Last week we discussed a team attack strategy to unlock the traditional “Drift Defence”. It succeeds by identifying the space out wide and either conserving and exploiting that space or identifying or encouraging the defense to drift prematurely to that space and exploiting the space inside or through the defense. That strategy is based on having the time and space on the ball that the Drift Defence allows to execute the strategy accurately and consistently over numerous phases of play.
This week we will look at attacking against another defence which operates under a different philosophy. That defence is often referred to as the “Blitz Defence”. It is the complete opposite philosophy to the Drift Defence as it allows the attack the least amount of time and space possible, on the ball to execute an attack.
The Blitz Defence knows the space that exists is exactly the same space that the drift defence allows, but unlike the Drift Defence they make no effort to get to that space to defend it. Instead the Blitz defence believes it can stop the ball from getting to the space by cutting off the attack before it reaches the space.
They achieve this by bringing up the defensive line as quickly as possible, allowing the attack little or no time on the ball and preventing the attack from getting the ball into the space outside the defense. This is the complete opposite defensive philosophy to the Drift Defence. For that reason it is necessary for the attacking team to react accordingly.

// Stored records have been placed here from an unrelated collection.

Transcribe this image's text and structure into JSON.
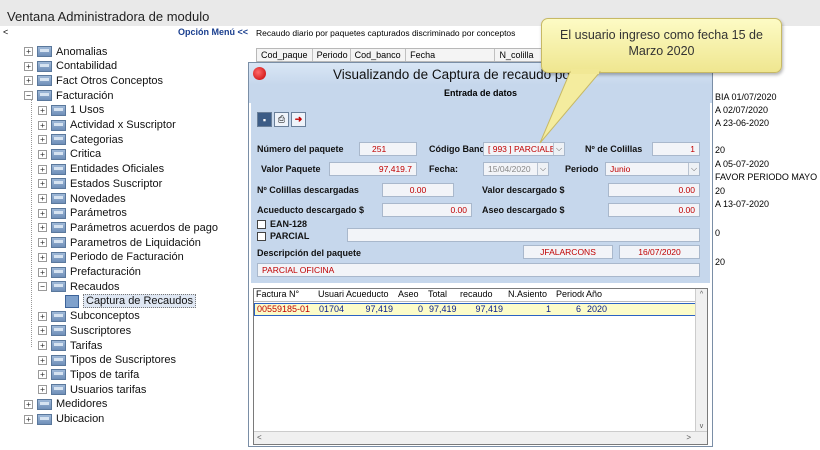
{
  "window": {
    "title": "Ventana Administradora de modulo"
  },
  "menu": {
    "collapse_glyph": "<",
    "label": "Opción Menú <<"
  },
  "tree": {
    "top_items": [
      "Anomalias",
      "Contabilidad",
      "Fact Otros Conceptos",
      "Facturación"
    ],
    "facturacion_children": [
      "1 Usos",
      "Actividad x Suscriptor",
      "Categorias",
      "Critica",
      "Entidades Oficiales",
      "Estados Suscriptor",
      "Novedades",
      "Parámetros",
      "Parámetros acuerdos de pago",
      "Parametros de Liquidación",
      "Periodo de Facturación",
      "Prefacturación",
      "Recaudos"
    ],
    "recaudos_child": "Captura de Recaudos",
    "after_items": [
      "Subconceptos",
      "Suscriptores",
      "Tarifas",
      "Tipos de Suscriptores",
      "Tipos de tarifa",
      "Usuarios tarifas"
    ],
    "bottom_items": [
      "Medidores",
      "Ubicacion"
    ]
  },
  "background_report": {
    "header": "Recaudo diario por paquetes capturados discriminado por conceptos",
    "columns": [
      "Cod_paque",
      "Periodo",
      "Cod_banco",
      "Fecha",
      "N_colilla"
    ],
    "right_entries": [
      "BIA 01/07/2020",
      "A 02/07/2020",
      "A 23-06-2020",
      "20",
      "A 05-07-2020",
      "FAVOR PERIODO MAYO",
      "20",
      "A 13-07-2020",
      "0",
      "20"
    ]
  },
  "modal": {
    "title": "Visualizando de Captura de recaudo por",
    "section": "Entrada de datos",
    "fields": {
      "numero_paquete_label": "Número del paquete",
      "numero_paquete": "251",
      "codigo_banco_label": "Código Banco",
      "codigo_banco": "[ 993 ] PARCIALE",
      "n_colillas_label": "Nº de Colillas",
      "n_colillas": "1",
      "valor_paquete_label": "Valor Paquete",
      "valor_paquete": "97,419.7",
      "fecha_label": "Fecha:",
      "fecha": "15/04/2020",
      "periodo_label": "Periodo",
      "periodo": "Junio",
      "colillas_desc_label": "Nº Colillas descargadas",
      "colillas_desc": "0.00",
      "valor_desc_label": "Valor descargado $",
      "valor_desc": "0.00",
      "acueducto_desc_label": "Acueducto descargado $",
      "acueducto_desc": "0.00",
      "aseo_desc_label": "Aseo descargado $",
      "aseo_desc": "0.00",
      "ean_label": "EAN-128",
      "parcial_label": "PARCIAL",
      "descripcion_label": "Descripción del paquete",
      "usuario": "JFALARCONS",
      "fecha_registro": "16/07/2020",
      "descripcion": "PARCIAL OFICINA"
    },
    "table": {
      "headers": [
        "Factura N°",
        "Usuario",
        "Acueducto",
        "Aseo",
        "Total",
        "recaudo",
        "N.Asiento",
        "Periodo",
        "Año"
      ],
      "row": [
        "00559185-01",
        "01704",
        "97,419",
        "0",
        "97,419",
        "97,419",
        "1",
        "6",
        "2020"
      ]
    }
  },
  "callout": {
    "text": "El usuario ingreso como fecha 15 de Marzo  2020"
  }
}
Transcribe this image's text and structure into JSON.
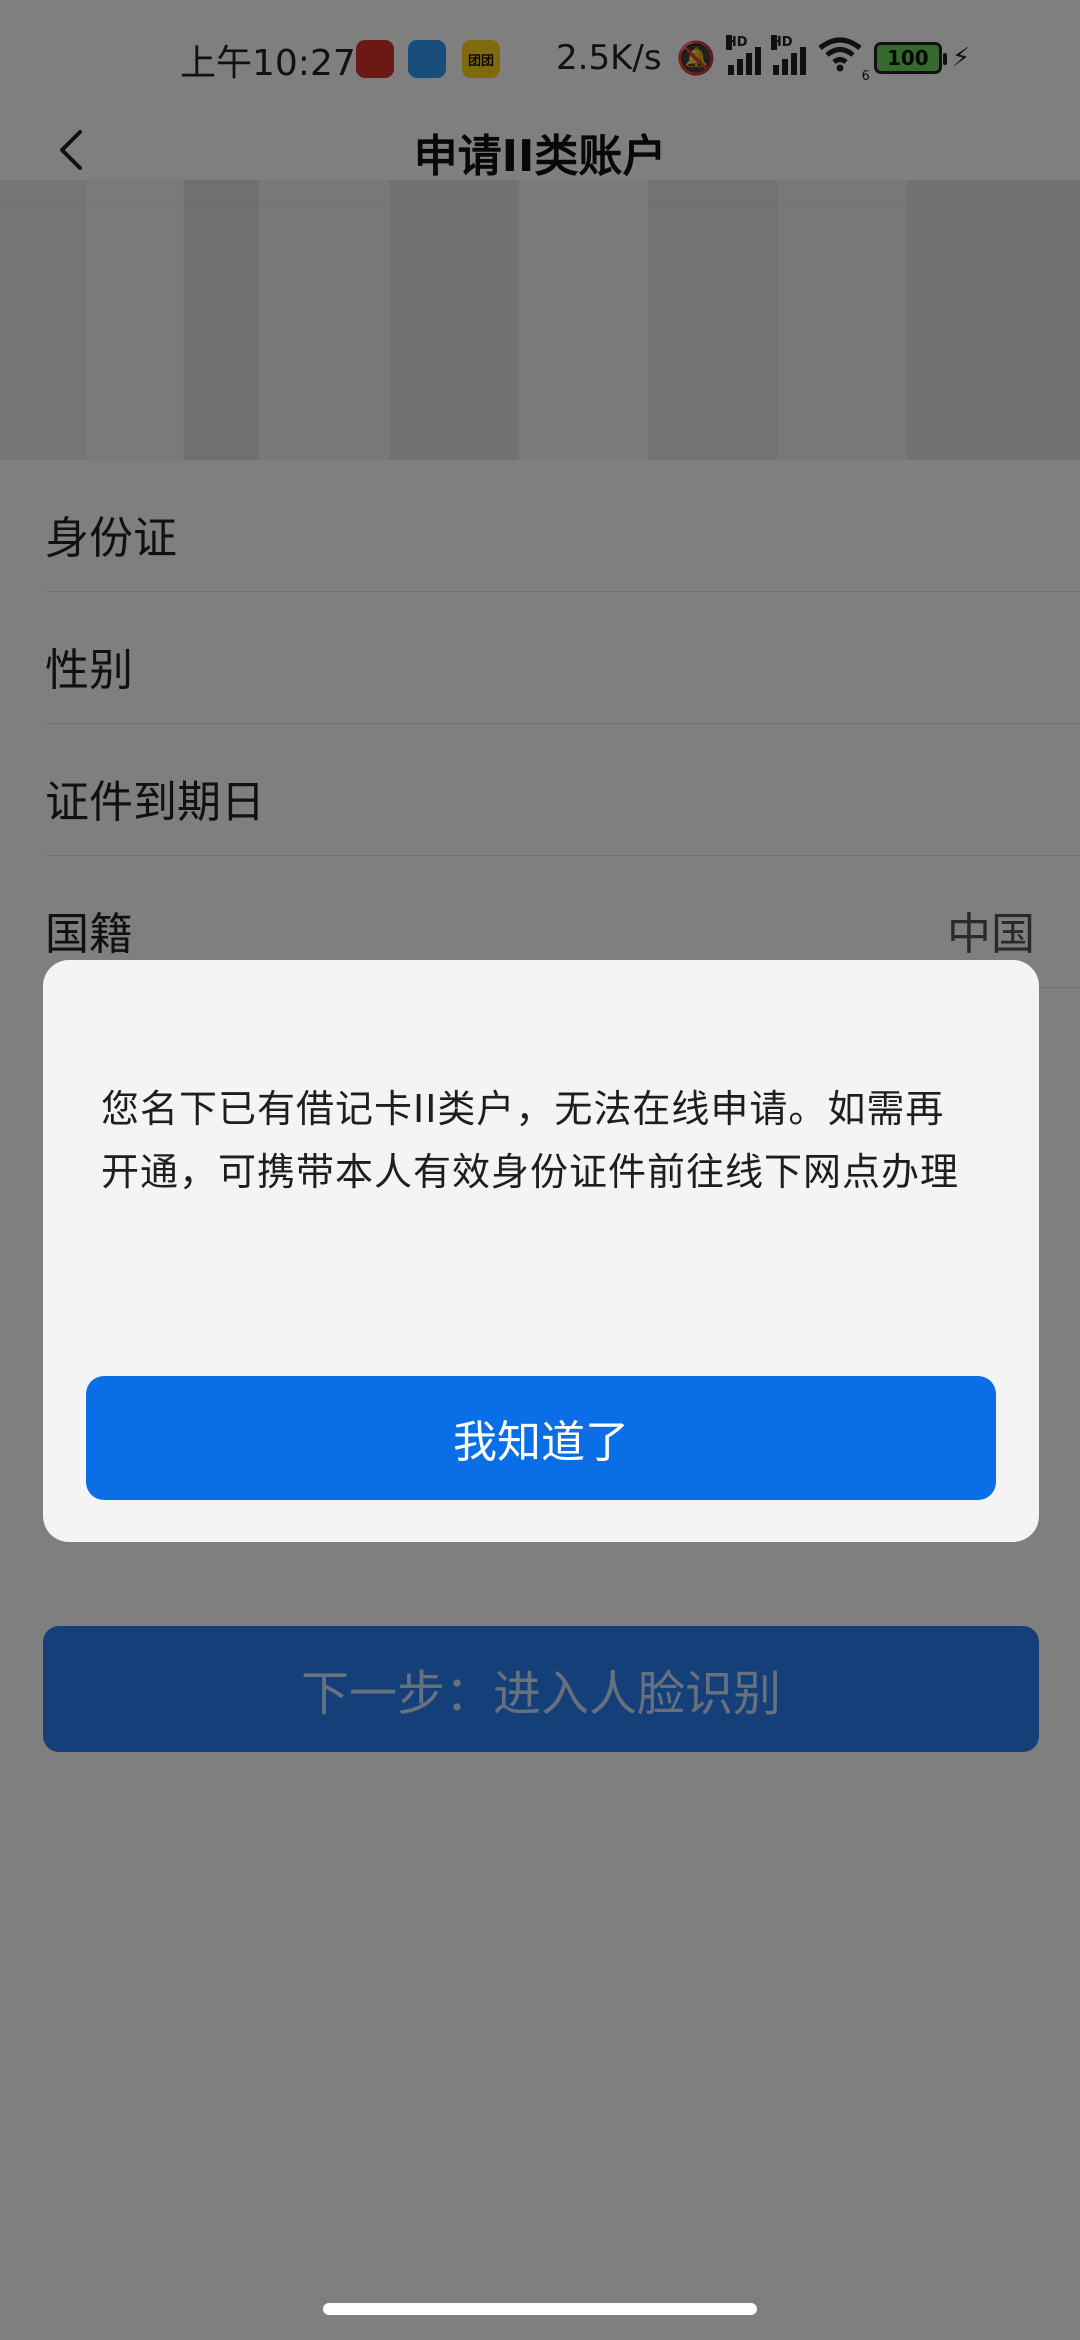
{
  "status_bar": {
    "time": "上午10:27",
    "network_speed": "2.5K/s",
    "signal_badge": "HD",
    "wifi_badge": "6",
    "battery": "100",
    "app_icons": [
      "news-app-icon",
      "cloud-app-icon",
      "meituan-app-icon"
    ],
    "app_icon_colors": [
      "#d8322b",
      "#2e9bf0",
      "#ffd41a"
    ],
    "app_icon_text_3": "团团"
  },
  "nav": {
    "title": "申请II类账户"
  },
  "form": {
    "rows": [
      {
        "label": "身份证",
        "value": ""
      },
      {
        "label": "性别",
        "value": ""
      },
      {
        "label": "证件到期日",
        "value": ""
      },
      {
        "label": "国籍",
        "value": "中国"
      }
    ]
  },
  "next_button": {
    "label": "下一步：进入人脸识别"
  },
  "dialog": {
    "message": "您名下已有借记卡II类户，无法在线申请。如需再开通，可携带本人有效身份证件前往线下网点办理",
    "confirm_label": "我知道了"
  },
  "colors": {
    "primary_blue": "#0a6fe6",
    "scrim": "rgba(0,0,0,0.5)"
  }
}
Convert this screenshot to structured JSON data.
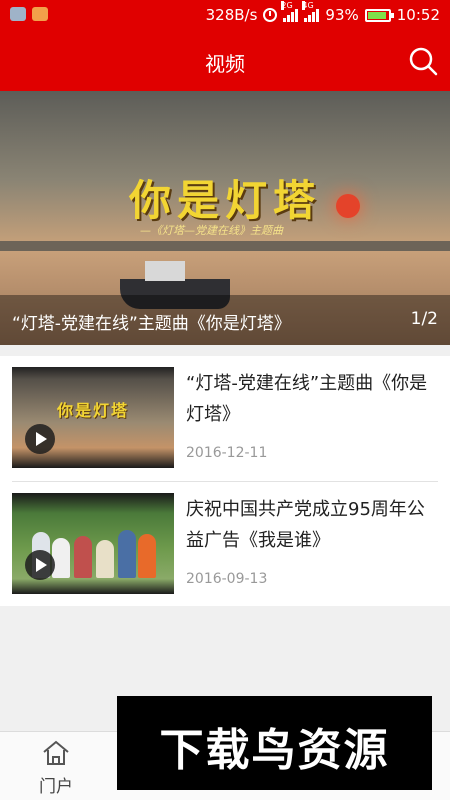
{
  "status_bar": {
    "net_speed": "328B/s",
    "network_2g": "2G",
    "network_4g": "4G",
    "battery_percent": "93%",
    "battery_level": 0.93,
    "time": "10:52"
  },
  "header": {
    "title": "视频",
    "search_icon": "search-icon"
  },
  "banner": {
    "image_title": "你是灯塔",
    "image_subtitle": "—《灯塔—党建在线》主题曲",
    "caption": "“灯塔-党建在线”主题曲《你是灯塔》",
    "index": "1/2"
  },
  "videos": [
    {
      "title": "“灯塔-党建在线”主题曲《你是灯塔》",
      "thumb_title": "你是灯塔",
      "date": "2016-12-11"
    },
    {
      "title": "庆祝中国共产党成立95周年公益广告《我是谁》",
      "date": "2016-09-13"
    }
  ],
  "bottom_nav": {
    "items": [
      {
        "label": "门户",
        "icon": "home-icon"
      }
    ]
  },
  "watermark": {
    "text": "下载鸟资源"
  },
  "colors": {
    "brand_red": "#e00000",
    "text_dark": "#222222",
    "text_muted": "#999999"
  }
}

It is possible to get the ball into the space outside the Blitz defence but to do so it requires the attacking line to lie deep and throw long passes which are in danger of being intercepted by the aggressive defenders. Also, if the attack succeeds in getting the ball into space, by keeping the attacking line deep, the ball carrier is so far behind the gain line when they receive the ball that the cover defence (sweeping behind the Blitz defense) can get to the ball carrier before or as they reach the gain-line.
The most effective strategy against a Blitz defence is to allign the attackers further apart, which means there is more space than normal between each attacker. This automatically spreads the defensive line which means more space between each individual defender. This creates attacking space between defenders rather than on the outside of the defence. Then using short passes attack the space between the defenders rather than trying to go around the defence. Because the defenders in a Blitz defence advance to defend the gain-line very aggressively it is difficult for them to adjust laterally to defend the space on either side of them. Especially a space that is larger than normal because the attackers have created that extra space by aligning further apart.
Strike runners appearing in the spaces, at the last moment, on either side of the defenders makes defending very difficult for a Blitz Defence. If the attack succeeds in penetrating a Blitz defense it is extremely damaging to the defence, as the speed at which the defensive line advances makes it almost impossible for the defenders to recover. The attack strategy against the Blitz defence must be able to cope with the aggressive nature of the Blitz defence. To achieve this attackers must consistently attack the spaces between defenders while keeping the defence spread out and at the same time coping with the pressure the defenders exert by advancing very quickly to make tackles.
Getting the strike runners into those spaces between the defenders is best achieved with short strike passes. Long passes to strike runners against a Blitz defence can lead to interceptions by the defenders or at best players receiving the ball at the same moment they are being tackled.
If the Blitz Defence is breached it is often very difficult to recover as the defensive line has advanced so quickly that they are unable to scramble back and help the backfield defenders. Also the defensive line is breached by penetrating (going through) the defence, which immediately puts a lot of defenders on the wrong side of the football.
Whereas, the Drift Defence is usually breached out wide which gives the cover defence an opportunity to cutoff the line break and also has the advantage of using the touch line to help corner the ball carrier. Also, if the Drift defence is penetrated the other defenders in the defensive line are less committed up field because their line speed is slower and for that reason have a better chance of tracking back to to help the backfield defenders.
In other words the Blitz Defence is an “all or nothing deal” as it either stops the attack completely or is likely to be split wide open by the attack.
The Blitz defence was more in vogue as recently as 3 – 7 years ago and is still used by certain teams. But as teams became more aware of how to unhinge the Blitz defence it became less popular, although it is still very effective if an attack uses the incorect strategy against it.
Next week we will look at the “Hard Drift” defence. This is the defensive system that attacking teams are most likely to encounter nowdays. It is more difficult that the Drift or Blitz Defences to break down, which is the reason for it’s popularity. But like the Drift and Blitz Defenses it can be unhinged by the correct strategy.